WHAT IS EXPECTED: Return the listing exactly, please; no pictures.

===============

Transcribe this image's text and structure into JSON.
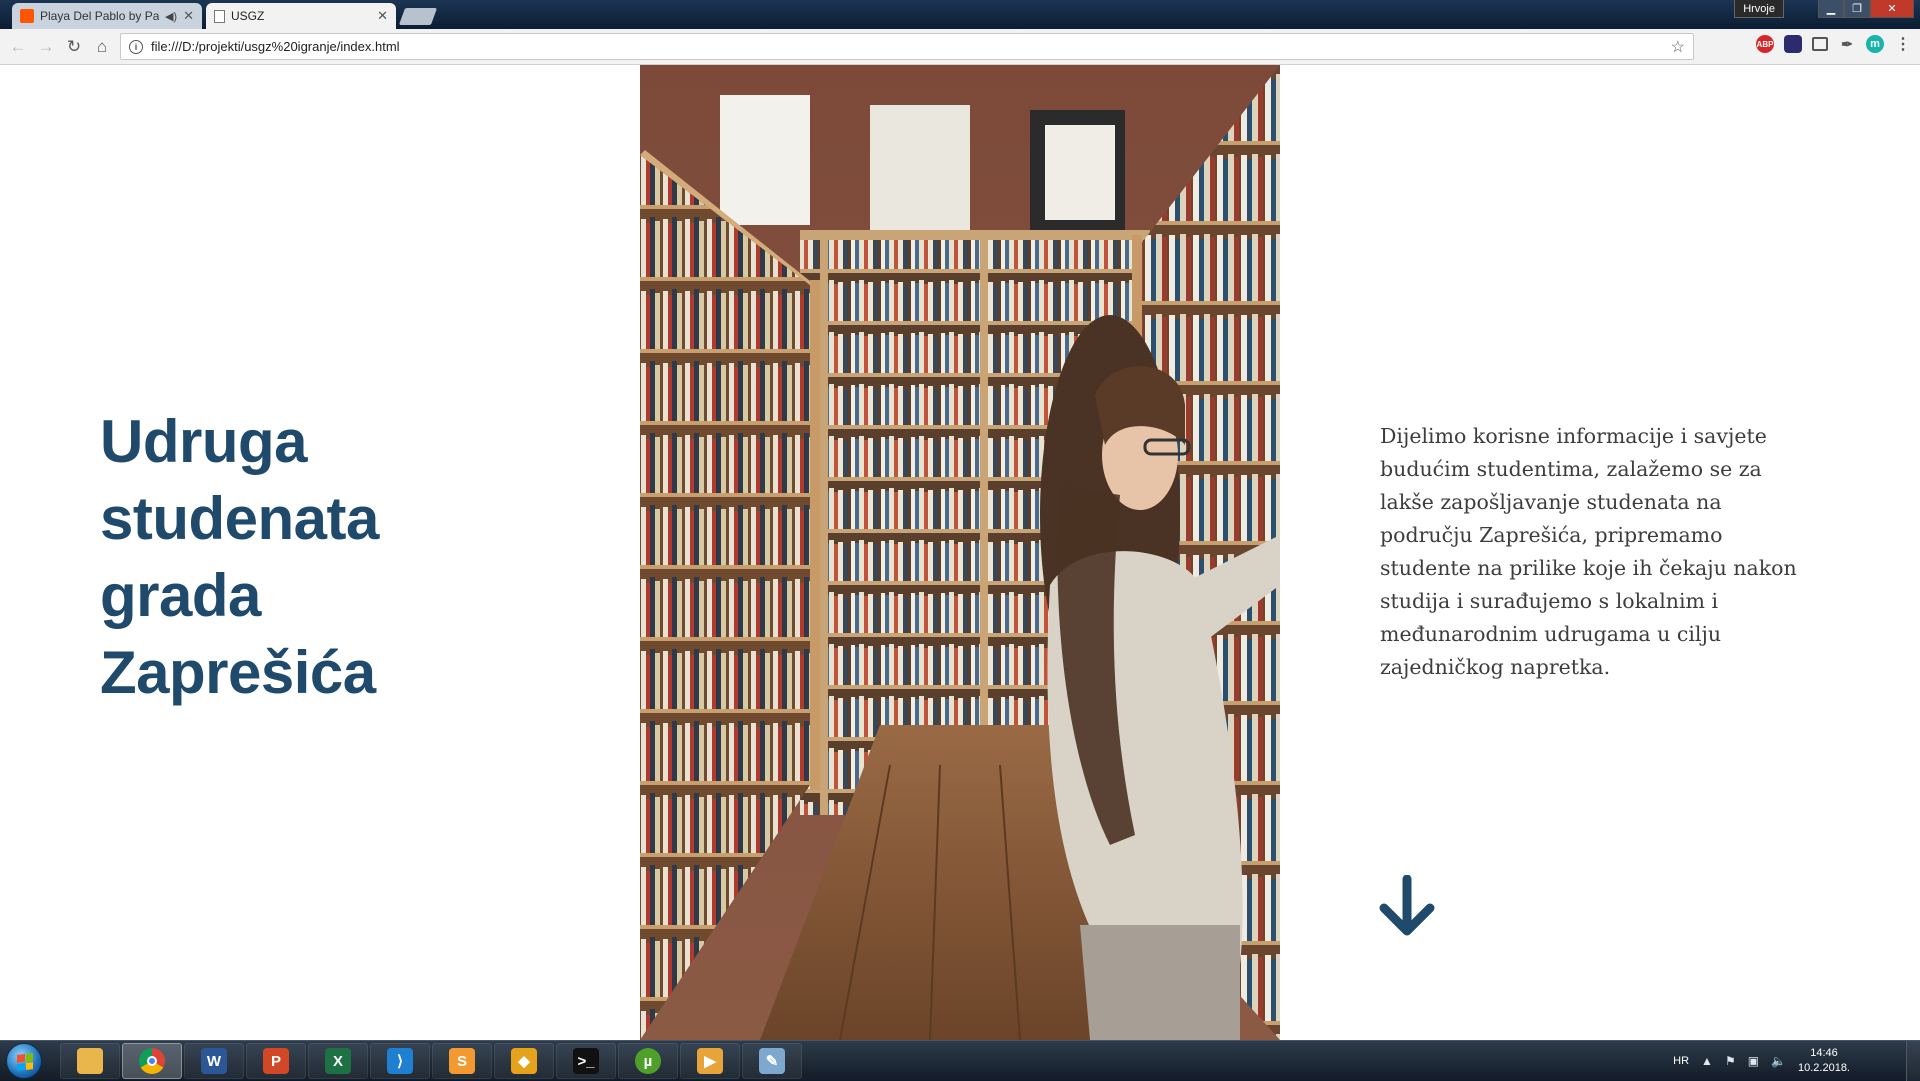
{
  "browser": {
    "tabs": [
      {
        "title": "Playa Del Pablo by Pa",
        "icon": "soundcloud-icon",
        "playing_audio": true
      },
      {
        "title": "USGZ",
        "icon": "document-icon"
      }
    ],
    "user_badge": "Hrvoje",
    "address_bar": {
      "url": "file:///D:/projekti/usgz%20igranje/index.html"
    },
    "extensions": [
      {
        "name": "adblock-plus-icon",
        "label": "ABP",
        "color": "#d7262a"
      },
      {
        "name": "extension-icon",
        "label": "",
        "color": "#2d2a6e"
      },
      {
        "name": "screenshot-icon",
        "label": "",
        "color": "#555555"
      },
      {
        "name": "eyedropper-icon",
        "label": "",
        "color": "#555555"
      },
      {
        "name": "m-extension-icon",
        "label": "m",
        "color": "#16b4a9"
      }
    ]
  },
  "page": {
    "heading_lines": [
      "Udruga",
      "studenata",
      "grada",
      "Zaprešića"
    ],
    "description_lines": [
      "Dijelimo korisne informacije i savjete",
      "budućim studentima, zalažemo se za",
      "lakše zapošljavanje studenata na",
      "području Zaprešića, pripremamo",
      "studente na prilike koje ih čekaju nakon",
      "studija i surađujemo s lokalnim i",
      "međunarodnim udrugama u cilju",
      "zajedničkog napretka."
    ],
    "colors": {
      "heading": "#1f4a6b",
      "arrow": "#1f4a6b",
      "text": "#3d3d3d"
    }
  },
  "taskbar": {
    "apps": [
      {
        "name": "file-explorer-icon",
        "color": "#e8b64a",
        "glyph": ""
      },
      {
        "name": "chrome-icon",
        "color": "#db4437",
        "glyph": "",
        "active": true
      },
      {
        "name": "word-icon",
        "color": "#2b5797",
        "glyph": "W"
      },
      {
        "name": "powerpoint-icon",
        "color": "#d24726",
        "glyph": "P"
      },
      {
        "name": "excel-icon",
        "color": "#1e7145",
        "glyph": "X"
      },
      {
        "name": "vscode-icon",
        "color": "#1f7fd0",
        "glyph": "⟩"
      },
      {
        "name": "sublime-text-icon",
        "color": "#f29a2f",
        "glyph": "S"
      },
      {
        "name": "git-icon",
        "color": "#e6a21a",
        "glyph": "◆"
      },
      {
        "name": "terminal-icon",
        "color": "#111111",
        "glyph": ">_"
      },
      {
        "name": "utorrent-icon",
        "color": "#4fa02a",
        "glyph": "µ"
      },
      {
        "name": "media-player-icon",
        "color": "#e7a43b",
        "glyph": "▶"
      },
      {
        "name": "paint-icon",
        "color": "#7fa8d1",
        "glyph": "✎"
      }
    ],
    "language": "HR",
    "time": "14:46",
    "date": "10.2.2018."
  }
}
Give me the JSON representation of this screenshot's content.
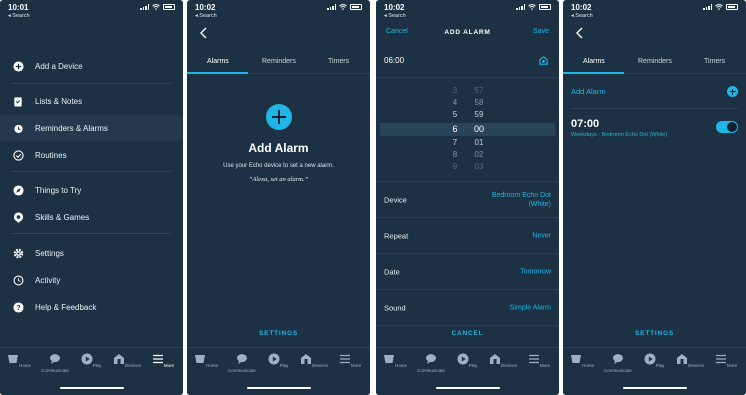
{
  "screens": [
    {
      "status": {
        "time": "10:01",
        "back": "◂ Search"
      },
      "menu": [
        {
          "label": "Add a Device",
          "icon": "plus-circle-icon"
        },
        {
          "label": "Lists & Notes",
          "icon": "clipboard-icon"
        },
        {
          "label": "Reminders & Alarms",
          "icon": "alarm-clock-icon",
          "active": true
        },
        {
          "label": "Routines",
          "icon": "routine-check-icon"
        },
        {
          "label": "Things to Try",
          "icon": "compass-icon"
        },
        {
          "label": "Skills & Games",
          "icon": "skills-icon"
        },
        {
          "label": "Settings",
          "icon": "gear-icon"
        },
        {
          "label": "Activity",
          "icon": "history-icon"
        },
        {
          "label": "Help & Feedback",
          "icon": "help-icon"
        }
      ],
      "tabs": [
        {
          "label": "Home"
        },
        {
          "label": "Communicate"
        },
        {
          "label": "Play"
        },
        {
          "label": "Devices"
        },
        {
          "label": "More",
          "selected": true
        }
      ]
    },
    {
      "status": {
        "time": "10:02",
        "back": "◂ Search"
      },
      "toptabs": [
        "Alarms",
        "Reminders",
        "Timers"
      ],
      "empty": {
        "title": "Add Alarm",
        "line1": "Use your Echo device to set a new alarm.",
        "line2": "“Alexa, set an alarm.”"
      },
      "settings": "SETTINGS",
      "tabs": [
        {
          "label": "Home"
        },
        {
          "label": "Communicate"
        },
        {
          "label": "Play"
        },
        {
          "label": "Devices"
        },
        {
          "label": "More"
        }
      ]
    },
    {
      "status": {
        "time": "10:02",
        "back": "◂ Search"
      },
      "header": {
        "cancel": "Cancel",
        "title": "ADD ALARM",
        "save": "Save"
      },
      "time_value": "06:00",
      "picker": {
        "hours": [
          "3",
          "4",
          "5",
          "6",
          "7",
          "8",
          "9"
        ],
        "minutes": [
          "57",
          "58",
          "59",
          "00",
          "01",
          "02",
          "03"
        ]
      },
      "fields": [
        {
          "label": "Device",
          "value": "Bedroom Echo Dot",
          "value2": "(White)"
        },
        {
          "label": "Repeat",
          "value": "Never"
        },
        {
          "label": "Date",
          "value": "Tomorrow"
        },
        {
          "label": "Sound",
          "value": "Simple Alarm"
        }
      ],
      "cancel": "CANCEL",
      "tabs": [
        {
          "label": "Home"
        },
        {
          "label": "Communicate"
        },
        {
          "label": "Play"
        },
        {
          "label": "Devices"
        },
        {
          "label": "More"
        }
      ]
    },
    {
      "status": {
        "time": "10:02",
        "back": "◂ Search"
      },
      "toptabs": [
        "Alarms",
        "Reminders",
        "Timers"
      ],
      "add_alarm": "Add Alarm",
      "alarm": {
        "time": "07:00",
        "detail": "Weekdays · Bedroom Echo Dot (White)",
        "enabled": true
      },
      "settings": "SETTINGS",
      "tabs": [
        {
          "label": "Home"
        },
        {
          "label": "Communicate"
        },
        {
          "label": "Play"
        },
        {
          "label": "Devices"
        },
        {
          "label": "More"
        }
      ]
    }
  ],
  "colors": {
    "background": "#1c3144",
    "accent": "#1fb6e6",
    "text": "#ffffff"
  }
}
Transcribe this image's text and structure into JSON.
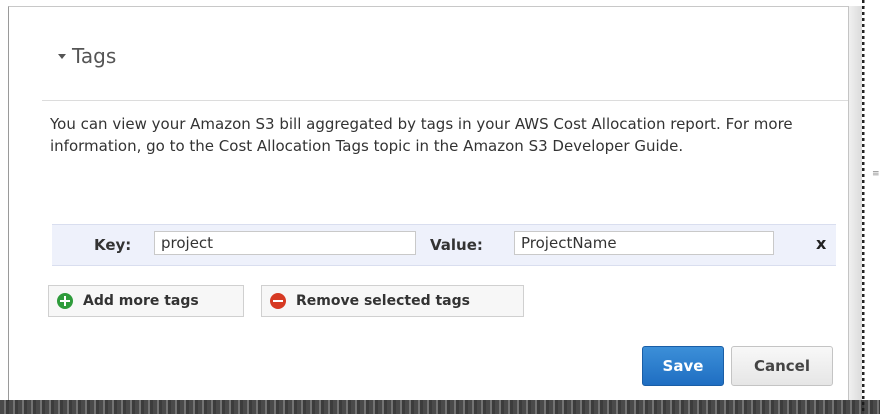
{
  "section": {
    "title": "Tags",
    "description": "You can view your Amazon S3 bill aggregated by tags in your AWS Cost Allocation report. For more information, go to the Cost Allocation Tags topic in the Amazon S3 Developer Guide."
  },
  "tag_row": {
    "key_label": "Key:",
    "key_value": "project",
    "value_label": "Value:",
    "value_value": "ProjectName",
    "remove_glyph": "x"
  },
  "actions": {
    "add_label": "Add more tags",
    "add_icon": "plus-circle-icon",
    "remove_label": "Remove selected tags",
    "remove_icon": "minus-circle-icon"
  },
  "footer": {
    "save_label": "Save",
    "cancel_label": "Cancel"
  },
  "colors": {
    "save_button": "#1f6ec2",
    "add_icon": "#2e9b3b",
    "remove_icon": "#d63a23",
    "row_background": "#eef1fb"
  }
}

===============

TASK SOLUTION:
Transcribe this image's text and structure into JSON.
{
  "browser": {
    "tabs": [
      {
        "title": "Playa Del Pablo by Pa",
        "icon": "soundcloud-icon",
        "playing_audio": true
      },
      {
        "title": "USGZ",
        "icon": "document-icon"
      }
    ],
    "user_badge": "Hrvoje",
    "address_bar": {
      "url": "file:///D:/projekti/usgz%20igranje/index.html"
    },
    "extensions": [
      {
        "name": "adblock-plus-icon",
        "label": "ABP",
        "color": "#d7262a"
      },
      {
        "name": "extension-icon",
        "label": "",
        "color": "#2d2a6e"
      },
      {
        "name": "screenshot-icon",
        "label": "",
        "color": "#555555"
      },
      {
        "name": "eyedropper-icon",
        "label": "",
        "color": "#555555"
      },
      {
        "name": "m-extension-icon",
        "label": "m",
        "color": "#16b4a9"
      }
    ]
  },
  "page": {
    "heading_lines": [
      "Udruga",
      "studenata",
      "grada",
      "Zaprešića"
    ],
    "description_lines": [
      "Dijelimo korisne informacije i savjete",
      "budućim studentima, zalažemo se za",
      "lakše zapošljavanje studenata na",
      "području Zaprešića, pripremamo",
      "studente na prilike koje ih čekaju nakon",
      "studija i surađujemo s lokalnim i",
      "međunarodnim udrugama u cilju",
      "zajedničkog napretka."
    ],
    "colors": {
      "heading": "#1f4a6b",
      "arrow": "#1f4a6b",
      "text": "#3d3d3d"
    }
  },
  "taskbar": {
    "apps": [
      {
        "name": "file-explorer-icon",
        "color": "#e8b64a",
        "glyph": ""
      },
      {
        "name": "chrome-icon",
        "color": "#db4437",
        "glyph": "",
        "active": true
      },
      {
        "name": "word-icon",
        "color": "#2b5797",
        "glyph": "W"
      },
      {
        "name": "powerpoint-icon",
        "color": "#d24726",
        "glyph": "P"
      },
      {
        "name": "excel-icon",
        "color": "#1e7145",
        "glyph": "X"
      },
      {
        "name": "vscode-icon",
        "color": "#1f7fd0",
        "glyph": "⟩"
      },
      {
        "name": "sublime-text-icon",
        "color": "#f29a2f",
        "glyph": "S"
      },
      {
        "name": "git-icon",
        "color": "#e6a21a",
        "glyph": "◆"
      },
      {
        "name": "terminal-icon",
        "color": "#111111",
        "glyph": ">_"
      },
      {
        "name": "utorrent-icon",
        "color": "#4fa02a",
        "glyph": "µ"
      },
      {
        "name": "media-player-icon",
        "color": "#e7a43b",
        "glyph": "▶"
      },
      {
        "name": "paint-icon",
        "color": "#7fa8d1",
        "glyph": "✎"
      }
    ],
    "language": "HR",
    "time": "14:46",
    "date": "10.2.2018."
  }
}
Give me the JSON representation of this screenshot's content.
{
  "screens": [
    {
      "status": {
        "time": "10:01",
        "back": "◂ Search"
      },
      "menu": [
        {
          "label": "Add a Device",
          "icon": "plus-circle-icon"
        },
        {
          "label": "Lists & Notes",
          "icon": "clipboard-icon"
        },
        {
          "label": "Reminders & Alarms",
          "icon": "alarm-clock-icon",
          "active": true
        },
        {
          "label": "Routines",
          "icon": "routine-check-icon"
        },
        {
          "label": "Things to Try",
          "icon": "compass-icon"
        },
        {
          "label": "Skills & Games",
          "icon": "skills-icon"
        },
        {
          "label": "Settings",
          "icon": "gear-icon"
        },
        {
          "label": "Activity",
          "icon": "history-icon"
        },
        {
          "label": "Help & Feedback",
          "icon": "help-icon"
        }
      ],
      "tabs": [
        {
          "label": "Home"
        },
        {
          "label": "Communicate"
        },
        {
          "label": "Play"
        },
        {
          "label": "Devices"
        },
        {
          "label": "More",
          "selected": true
        }
      ]
    },
    {
      "status": {
        "time": "10:02",
        "back": "◂ Search"
      },
      "toptabs": [
        "Alarms",
        "Reminders",
        "Timers"
      ],
      "empty": {
        "title": "Add Alarm",
        "line1": "Use your Echo device to set a new alarm.",
        "line2": "“Alexa, set an alarm.”"
      },
      "settings": "SETTINGS",
      "tabs": [
        {
          "label": "Home"
        },
        {
          "label": "Communicate"
        },
        {
          "label": "Play"
        },
        {
          "label": "Devices"
        },
        {
          "label": "More"
        }
      ]
    },
    {
      "status": {
        "time": "10:02",
        "back": "◂ Search"
      },
      "header": {
        "cancel": "Cancel",
        "title": "ADD ALARM",
        "save": "Save"
      },
      "time_value": "06:00",
      "picker": {
        "hours": [
          "3",
          "4",
          "5",
          "6",
          "7",
          "8",
          "9"
        ],
        "minutes": [
          "57",
          "58",
          "59",
          "00",
          "01",
          "02",
          "03"
        ]
      },
      "fields": [
        {
          "label": "Device",
          "value": "Bedroom Echo Dot",
          "value2": "(White)"
        },
        {
          "label": "Repeat",
          "value": "Never"
        },
        {
          "label": "Date",
          "value": "Tomorrow"
        },
        {
          "label": "Sound",
          "value": "Simple Alarm"
        }
      ],
      "cancel": "CANCEL",
      "tabs": [
        {
          "label": "Home"
        },
        {
          "label": "Communicate"
        },
        {
          "label": "Play"
        },
        {
          "label": "Devices"
        },
        {
          "label": "More"
        }
      ]
    },
    {
      "status": {
        "time": "10:02",
        "back": "◂ Search"
      },
      "toptabs": [
        "Alarms",
        "Reminders",
        "Timers"
      ],
      "add_alarm": "Add Alarm",
      "alarm": {
        "time": "07:00",
        "detail": "Weekdays · Bedroom Echo Dot (White)",
        "enabled": true
      },
      "settings": "SETTINGS",
      "tabs": [
        {
          "label": "Home"
        },
        {
          "label": "Communicate"
        },
        {
          "label": "Play"
        },
        {
          "label": "Devices"
        },
        {
          "label": "More"
        }
      ]
    }
  ],
  "colors": {
    "background": "#1c3144",
    "accent": "#1fb6e6",
    "text": "#ffffff"
  }
}
Transcribe this image's text and structure into JSON.
{
  "section": {
    "title": "Tags",
    "description": "You can view your Amazon S3 bill aggregated by tags in your AWS Cost Allocation report. For more information, go to the Cost Allocation Tags topic in the Amazon S3 Developer Guide."
  },
  "tag_row": {
    "key_label": "Key:",
    "key_value": "project",
    "value_label": "Value:",
    "value_value": "ProjectName",
    "remove_glyph": "x"
  },
  "actions": {
    "add_label": "Add more tags",
    "add_icon": "plus-circle-icon",
    "remove_label": "Remove selected tags",
    "remove_icon": "minus-circle-icon"
  },
  "footer": {
    "save_label": "Save",
    "cancel_label": "Cancel"
  },
  "colors": {
    "save_button": "#1f6ec2",
    "add_icon": "#2e9b3b",
    "remove_icon": "#d63a23",
    "row_background": "#eef1fb"
  }
}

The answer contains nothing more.